# [TRY IT]
From top to bottom, restate the entries below word for word.

━━━ EXTRACTED DATA ━━━

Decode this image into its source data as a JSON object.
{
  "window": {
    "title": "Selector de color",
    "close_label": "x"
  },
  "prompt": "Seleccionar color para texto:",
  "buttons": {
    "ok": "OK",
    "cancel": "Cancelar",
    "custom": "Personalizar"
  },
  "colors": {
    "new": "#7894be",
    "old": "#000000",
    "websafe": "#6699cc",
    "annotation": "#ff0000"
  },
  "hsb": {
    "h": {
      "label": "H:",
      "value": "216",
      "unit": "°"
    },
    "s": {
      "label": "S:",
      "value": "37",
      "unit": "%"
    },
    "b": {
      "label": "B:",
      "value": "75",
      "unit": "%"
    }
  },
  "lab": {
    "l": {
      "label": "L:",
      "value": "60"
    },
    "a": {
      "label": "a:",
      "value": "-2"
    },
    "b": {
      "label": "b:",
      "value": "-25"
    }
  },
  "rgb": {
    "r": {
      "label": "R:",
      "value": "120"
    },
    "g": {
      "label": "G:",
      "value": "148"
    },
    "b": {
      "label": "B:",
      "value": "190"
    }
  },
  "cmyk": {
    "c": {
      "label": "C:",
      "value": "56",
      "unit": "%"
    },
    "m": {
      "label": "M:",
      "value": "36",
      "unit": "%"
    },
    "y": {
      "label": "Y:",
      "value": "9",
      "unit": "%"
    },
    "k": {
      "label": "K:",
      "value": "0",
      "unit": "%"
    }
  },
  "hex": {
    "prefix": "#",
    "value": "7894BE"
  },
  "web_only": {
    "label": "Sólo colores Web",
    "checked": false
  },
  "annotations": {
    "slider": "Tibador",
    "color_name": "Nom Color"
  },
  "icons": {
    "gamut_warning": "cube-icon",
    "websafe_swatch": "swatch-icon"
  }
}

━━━

# [OUTPUT]
Decode this image into its source data as a JSON object.
{
  "window": {
    "title": "Selector de color",
    "close_label": "x"
  },
  "prompt": "Seleccionar color para texto:",
  "buttons": {
    "ok": "OK",
    "cancel": "Cancelar",
    "custom": "Personalizar"
  },
  "colors": {
    "new": "#7894be",
    "old": "#000000",
    "websafe": "#6699cc",
    "annotation": "#ff0000"
  },
  "hsb": {
    "h": {
      "label": "H:",
      "value": "216",
      "unit": "°"
    },
    "s": {
      "label": "S:",
      "value": "37",
      "unit": "%"
    },
    "b": {
      "label": "B:",
      "value": "75",
      "unit": "%"
    }
  },
  "lab": {
    "l": {
      "label": "L:",
      "value": "60"
    },
    "a": {
      "label": "a:",
      "value": "-2"
    },
    "b": {
      "label": "b:",
      "value": "-25"
    }
  },
  "rgb": {
    "r": {
      "label": "R:",
      "value": "120"
    },
    "g": {
      "label": "G:",
      "value": "148"
    },
    "b": {
      "label": "B:",
      "value": "190"
    }
  },
  "cmyk": {
    "c": {
      "label": "C:",
      "value": "56",
      "unit": "%"
    },
    "m": {
      "label": "M:",
      "value": "36",
      "unit": "%"
    },
    "y": {
      "label": "Y:",
      "value": "9",
      "unit": "%"
    },
    "k": {
      "label": "K:",
      "value": "0",
      "unit": "%"
    }
  },
  "hex": {
    "prefix": "#",
    "value": "7894BE"
  },
  "web_only": {
    "label": "Sólo colores Web",
    "checked": false
  },
  "annotations": {
    "slider": "Tibador",
    "color_name": "Nom Color"
  },
  "icons": {
    "gamut_warning": "cube-icon",
    "websafe_swatch": "swatch-icon"
  }
}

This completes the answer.